* **TASK ITEM**: Although the entries hold pictures, only their words are printed back, exactly as given.
Top of PROVIDED DATA
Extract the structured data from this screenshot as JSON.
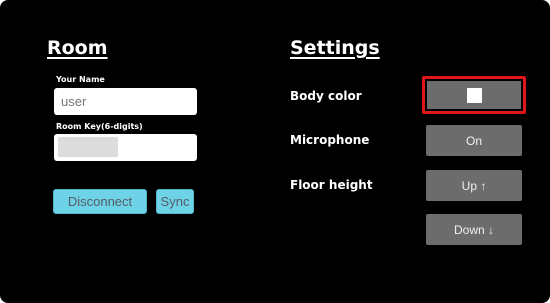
{
  "room": {
    "title": "Room",
    "name_label": "Your Name",
    "name_placeholder": "user",
    "key_label": "Room Key(6-digits)",
    "disconnect_label": "Disconnect",
    "sync_label": "Sync"
  },
  "settings": {
    "title": "Settings",
    "body_color_label": "Body color",
    "body_color_value": "#ffffff",
    "microphone_label": "Microphone",
    "microphone_button": "On",
    "floor_height_label": "Floor height",
    "up_button": "Up ↑",
    "down_button": "Down ↓"
  },
  "colors": {
    "background": "#000000",
    "accent_cyan": "#6fd3e8",
    "button_gray": "#6c6c6c",
    "selection_red": "#e0161b"
  }
}
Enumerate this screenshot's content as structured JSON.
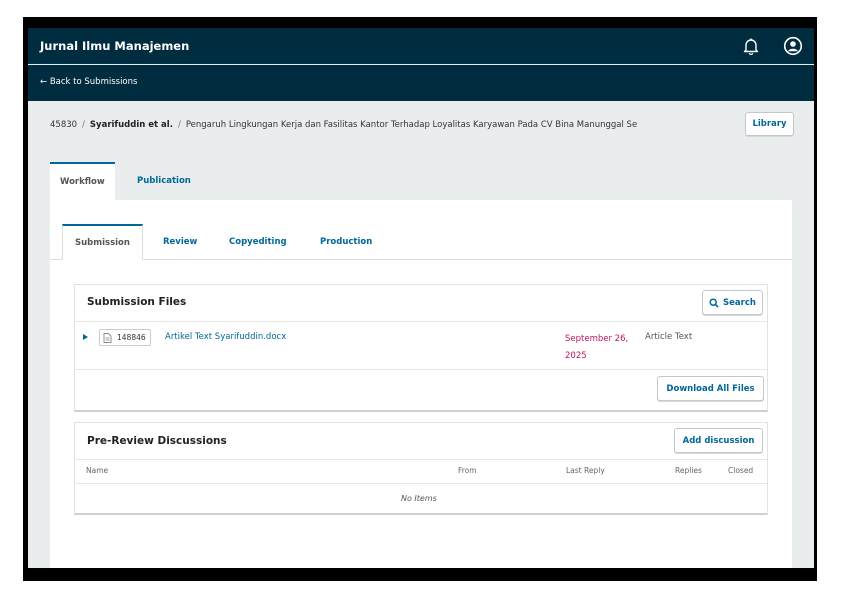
{
  "header": {
    "site_title": "Jurnal Ilmu Manajemen"
  },
  "icons": {
    "notifications": "bell-icon",
    "user": "user-circle-icon",
    "file": "file-icon"
  },
  "back": {
    "label": "← Back to Submissions"
  },
  "breadcrumb": {
    "id": "45830",
    "author": "Syarifuddin et al.",
    "title": "Pengaruh Lingkungan Kerja dan Fasilitas Kantor Terhadap Loyalitas Karyawan Pada CV Bina Manunggal Se"
  },
  "library_button": "Library",
  "outer_tabs": [
    {
      "label": "Workflow",
      "active": true
    },
    {
      "label": "Publication",
      "active": false
    }
  ],
  "inner_tabs": [
    {
      "label": "Submission",
      "active": true
    },
    {
      "label": "Review",
      "active": false
    },
    {
      "label": "Copyediting",
      "active": false
    },
    {
      "label": "Production",
      "active": false
    }
  ],
  "submission_files": {
    "title": "Submission Files",
    "search_button": "Search",
    "files": [
      {
        "id": "148846",
        "name": "Artikel Text Syarifuddin.docx",
        "date": "September 26, 2025",
        "type": "Article Text"
      }
    ],
    "download_button": "Download All Files"
  },
  "discussions": {
    "title": "Pre-Review Discussions",
    "add_button": "Add discussion",
    "columns": [
      "Name",
      "From",
      "Last Reply",
      "Replies",
      "Closed"
    ],
    "empty_text": "No Items"
  },
  "colors": {
    "header_bg": "#002c40",
    "accent": "#006798",
    "date": "#c0145f",
    "page_bg": "#eaedee"
  }
}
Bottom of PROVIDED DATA
* **OUTPUT OF THE EXERCISE**:
Extract the structured data from this screenshot as JSON.
{
  "room": {
    "title": "Room",
    "name_label": "Your Name",
    "name_placeholder": "user",
    "key_label": "Room Key(6-digits)",
    "disconnect_label": "Disconnect",
    "sync_label": "Sync"
  },
  "settings": {
    "title": "Settings",
    "body_color_label": "Body color",
    "body_color_value": "#ffffff",
    "microphone_label": "Microphone",
    "microphone_button": "On",
    "floor_height_label": "Floor height",
    "up_button": "Up ↑",
    "down_button": "Down ↓"
  },
  "colors": {
    "background": "#000000",
    "accent_cyan": "#6fd3e8",
    "button_gray": "#6c6c6c",
    "selection_red": "#e0161b"
  }
}
Enumerate this screenshot's content as structured JSON.
{
  "header": {
    "site_title": "Jurnal Ilmu Manajemen"
  },
  "icons": {
    "notifications": "bell-icon",
    "user": "user-circle-icon",
    "file": "file-icon"
  },
  "back": {
    "label": "← Back to Submissions"
  },
  "breadcrumb": {
    "id": "45830",
    "author": "Syarifuddin et al.",
    "title": "Pengaruh Lingkungan Kerja dan Fasilitas Kantor Terhadap Loyalitas Karyawan Pada CV Bina Manunggal Se"
  },
  "library_button": "Library",
  "outer_tabs": [
    {
      "label": "Workflow",
      "active": true
    },
    {
      "label": "Publication",
      "active": false
    }
  ],
  "inner_tabs": [
    {
      "label": "Submission",
      "active": true
    },
    {
      "label": "Review",
      "active": false
    },
    {
      "label": "Copyediting",
      "active": false
    },
    {
      "label": "Production",
      "active": false
    }
  ],
  "submission_files": {
    "title": "Submission Files",
    "search_button": "Search",
    "files": [
      {
        "id": "148846",
        "name": "Artikel Text Syarifuddin.docx",
        "date": "September 26, 2025",
        "type": "Article Text"
      }
    ],
    "download_button": "Download All Files"
  },
  "discussions": {
    "title": "Pre-Review Discussions",
    "add_button": "Add discussion",
    "columns": [
      "Name",
      "From",
      "Last Reply",
      "Replies",
      "Closed"
    ],
    "empty_text": "No Items"
  },
  "colors": {
    "header_bg": "#002c40",
    "accent": "#006798",
    "date": "#c0145f",
    "page_bg": "#eaedee"
  }
}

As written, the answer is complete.